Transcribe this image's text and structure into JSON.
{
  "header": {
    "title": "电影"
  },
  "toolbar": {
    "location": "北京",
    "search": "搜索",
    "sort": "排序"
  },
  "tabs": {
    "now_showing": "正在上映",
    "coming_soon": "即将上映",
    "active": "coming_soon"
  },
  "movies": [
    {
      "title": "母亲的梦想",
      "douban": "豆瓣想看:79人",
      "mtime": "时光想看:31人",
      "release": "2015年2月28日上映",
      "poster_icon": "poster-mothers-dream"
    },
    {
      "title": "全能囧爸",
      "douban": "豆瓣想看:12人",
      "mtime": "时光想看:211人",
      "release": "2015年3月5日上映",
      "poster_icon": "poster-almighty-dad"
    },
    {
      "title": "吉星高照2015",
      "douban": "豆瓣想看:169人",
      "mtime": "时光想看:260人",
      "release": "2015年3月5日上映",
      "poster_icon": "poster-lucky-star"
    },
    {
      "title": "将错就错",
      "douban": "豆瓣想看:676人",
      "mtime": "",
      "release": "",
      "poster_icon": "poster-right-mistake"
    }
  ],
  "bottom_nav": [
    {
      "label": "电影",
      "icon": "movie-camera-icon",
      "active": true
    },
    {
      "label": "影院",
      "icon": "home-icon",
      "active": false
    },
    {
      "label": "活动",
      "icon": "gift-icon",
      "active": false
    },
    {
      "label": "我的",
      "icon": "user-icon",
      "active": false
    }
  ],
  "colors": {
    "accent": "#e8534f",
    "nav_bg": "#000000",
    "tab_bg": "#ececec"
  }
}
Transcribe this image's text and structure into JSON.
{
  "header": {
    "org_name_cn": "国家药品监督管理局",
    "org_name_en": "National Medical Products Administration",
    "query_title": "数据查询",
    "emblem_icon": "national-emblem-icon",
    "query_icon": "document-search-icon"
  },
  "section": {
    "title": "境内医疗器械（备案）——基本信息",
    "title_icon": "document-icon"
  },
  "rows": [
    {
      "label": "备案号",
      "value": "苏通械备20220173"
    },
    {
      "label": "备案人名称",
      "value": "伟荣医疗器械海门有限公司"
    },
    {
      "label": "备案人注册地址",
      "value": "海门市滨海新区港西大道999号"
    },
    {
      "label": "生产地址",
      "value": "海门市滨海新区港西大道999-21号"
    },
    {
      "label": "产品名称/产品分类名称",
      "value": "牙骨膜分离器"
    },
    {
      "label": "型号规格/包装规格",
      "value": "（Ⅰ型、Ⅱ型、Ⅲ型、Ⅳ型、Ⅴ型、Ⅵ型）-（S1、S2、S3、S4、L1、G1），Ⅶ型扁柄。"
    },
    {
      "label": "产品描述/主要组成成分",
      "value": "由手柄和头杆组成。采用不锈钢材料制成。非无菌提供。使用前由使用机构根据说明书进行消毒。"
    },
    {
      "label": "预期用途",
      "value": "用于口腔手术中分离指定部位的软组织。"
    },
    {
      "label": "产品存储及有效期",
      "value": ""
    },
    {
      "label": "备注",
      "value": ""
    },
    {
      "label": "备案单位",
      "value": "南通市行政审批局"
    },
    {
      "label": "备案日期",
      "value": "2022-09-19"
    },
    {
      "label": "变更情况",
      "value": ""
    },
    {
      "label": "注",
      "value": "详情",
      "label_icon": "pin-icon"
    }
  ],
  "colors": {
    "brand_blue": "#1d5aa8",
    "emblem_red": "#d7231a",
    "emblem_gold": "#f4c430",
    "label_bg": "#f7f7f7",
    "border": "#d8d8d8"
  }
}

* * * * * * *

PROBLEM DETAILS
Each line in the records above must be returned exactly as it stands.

ANSWER BOX
Transcribe this image's text and structure into JSON.
{
  "header": {
    "title": "电影"
  },
  "toolbar": {
    "location": "北京",
    "search": "搜索",
    "sort": "排序"
  },
  "tabs": {
    "now_showing": "正在上映",
    "coming_soon": "即将上映",
    "active": "coming_soon"
  },
  "movies": [
    {
      "title": "母亲的梦想",
      "douban": "豆瓣想看:79人",
      "mtime": "时光想看:31人",
      "release": "2015年2月28日上映",
      "poster_icon": "poster-mothers-dream"
    },
    {
      "title": "全能囧爸",
      "douban": "豆瓣想看:12人",
      "mtime": "时光想看:211人",
      "release": "2015年3月5日上映",
      "poster_icon": "poster-almighty-dad"
    },
    {
      "title": "吉星高照2015",
      "douban": "豆瓣想看:169人",
      "mtime": "时光想看:260人",
      "release": "2015年3月5日上映",
      "poster_icon": "poster-lucky-star"
    },
    {
      "title": "将错就错",
      "douban": "豆瓣想看:676人",
      "mtime": "",
      "release": "",
      "poster_icon": "poster-right-mistake"
    }
  ],
  "bottom_nav": [
    {
      "label": "电影",
      "icon": "movie-camera-icon",
      "active": true
    },
    {
      "label": "影院",
      "icon": "home-icon",
      "active": false
    },
    {
      "label": "活动",
      "icon": "gift-icon",
      "active": false
    },
    {
      "label": "我的",
      "icon": "user-icon",
      "active": false
    }
  ],
  "colors": {
    "accent": "#e8534f",
    "nav_bg": "#000000",
    "tab_bg": "#ececec"
  }
}
Transcribe this image's text and structure into JSON.
{
  "header": {
    "org_name_cn": "国家药品监督管理局",
    "org_name_en": "National Medical Products Administration",
    "query_title": "数据查询",
    "emblem_icon": "national-emblem-icon",
    "query_icon": "document-search-icon"
  },
  "section": {
    "title": "境内医疗器械（备案）——基本信息",
    "title_icon": "document-icon"
  },
  "rows": [
    {
      "label": "备案号",
      "value": "苏通械备20220173"
    },
    {
      "label": "备案人名称",
      "value": "伟荣医疗器械海门有限公司"
    },
    {
      "label": "备案人注册地址",
      "value": "海门市滨海新区港西大道999号"
    },
    {
      "label": "生产地址",
      "value": "海门市滨海新区港西大道999-21号"
    },
    {
      "label": "产品名称/产品分类名称",
      "value": "牙骨膜分离器"
    },
    {
      "label": "型号规格/包装规格",
      "value": "（Ⅰ型、Ⅱ型、Ⅲ型、Ⅳ型、Ⅴ型、Ⅵ型）-（S1、S2、S3、S4、L1、G1），Ⅶ型扁柄。"
    },
    {
      "label": "产品描述/主要组成成分",
      "value": "由手柄和头杆组成。采用不锈钢材料制成。非无菌提供。使用前由使用机构根据说明书进行消毒。"
    },
    {
      "label": "预期用途",
      "value": "用于口腔手术中分离指定部位的软组织。"
    },
    {
      "label": "产品存储及有效期",
      "value": ""
    },
    {
      "label": "备注",
      "value": ""
    },
    {
      "label": "备案单位",
      "value": "南通市行政审批局"
    },
    {
      "label": "备案日期",
      "value": "2022-09-19"
    },
    {
      "label": "变更情况",
      "value": ""
    },
    {
      "label": "注",
      "value": "详情",
      "label_icon": "pin-icon"
    }
  ],
  "colors": {
    "brand_blue": "#1d5aa8",
    "emblem_red": "#d7231a",
    "emblem_gold": "#f4c430",
    "label_bg": "#f7f7f7",
    "border": "#d8d8d8"
  }
}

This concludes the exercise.